Keele Ice Lab
GGE Ice Lab provides high-precision water chemistry analysis and fluorescence spectrometry capability to analyze dissolved organic matter (DOM) within a dedicated freezer laboratory and laboratory specifically for water and ice samples.
The facility brings together the GGE Environmental Change research group, providing new capacity in the UK for ice core and water research, driven by the need to understand bio-markers within the polar ecosystem that can inform on multiple questions, including global ocean and atmospheric circulation change, sea ice variability and anthropogenic forcing of polar ecological change.
The laboratory consists of sealed ice storage, preparation and analysis rooms, which house several dedicated -20C cold room preparation facilities and instruments funded by The Faculty of Natural Sciences, Keele University and GGE.
High-precision Water Isotope Analysis
High precision water isotopes analysis (δD and δ18O) is provided by a Las Gatos Research Liquid Water Isotope Analyzer 24d. The machine provides high sample throughput with replicate standard analyses yielded the following long term precision (1σ,10 runs): Holocene standard: δ18O = -32.79‰ ±0.11, δD = -252.08‰ ±0.73, (n=32) and LGM standard: δ18O = -32.79‰ ±0.10, δ2H = -252.08 ‰ ±0.41 (n=32).
Dissolved Organic Matter analysis
Florescence analysis in water samples is provided by a Horiba Scientific Aqualog-UV-800-C. Its unique design makes it ideal, being both a high performance research grade spectrometer with a 150W ozone Xe source, that is transportable and field proven. Preliminary studies have demonstrated a clear signal from this technique even in ancient Antarctic ice collected as a part of our Australian Research Council Linkage Project with our partners Antarctic Logistics and Expeditions (http://ellsworthmountains.com/the-ellsworth-mountains.html).

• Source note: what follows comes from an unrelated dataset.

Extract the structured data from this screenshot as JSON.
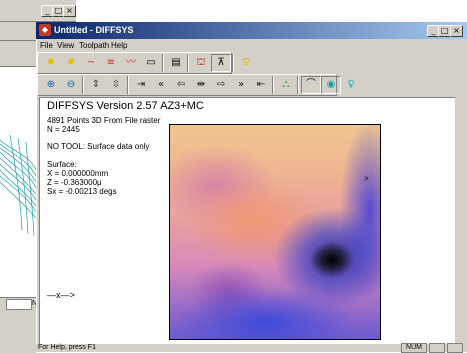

The use of the instrument represents a new direction in Antarctic ice and water research, driven by the need to understand bio-markers in Antarctica that can inform on global circulation change, sea ice extent and ecological change (Figure 1). Preliminary studies have demonstrated a clear signal from this technique even in ancient ice.
Key Keele staff
Prof. Chris Turney (UNSW, Australia)
Prof Andy Baker (UNSW, Australia)
Dr Tas van Ommen (Australian Antarctic Division, Australia)
Dr Andrew Moy (Australian Antarctic Division, Australia)
Dr Mark Curran(Australian Antarctic Division, Australia)
Dr David Etheridge (CSIRO, Australia)
Dr David Thornton (CSIRO, Australia)
Dr Michael Bird (JCU, Australia)
Dr Niels Munksgaard (JCU / Charles Darwin University, Australia)
Dr Francisco Fernandoy (Universidad Andrés Bello, Chile)
Dr Andres Rivera (CECS, Chile)
Prof. Alan Cooper (Adelaide, Australia)
Dr Laura Weyrich (Adelaide, Australia)
*Accreditation is dependent on the degree route and modules taken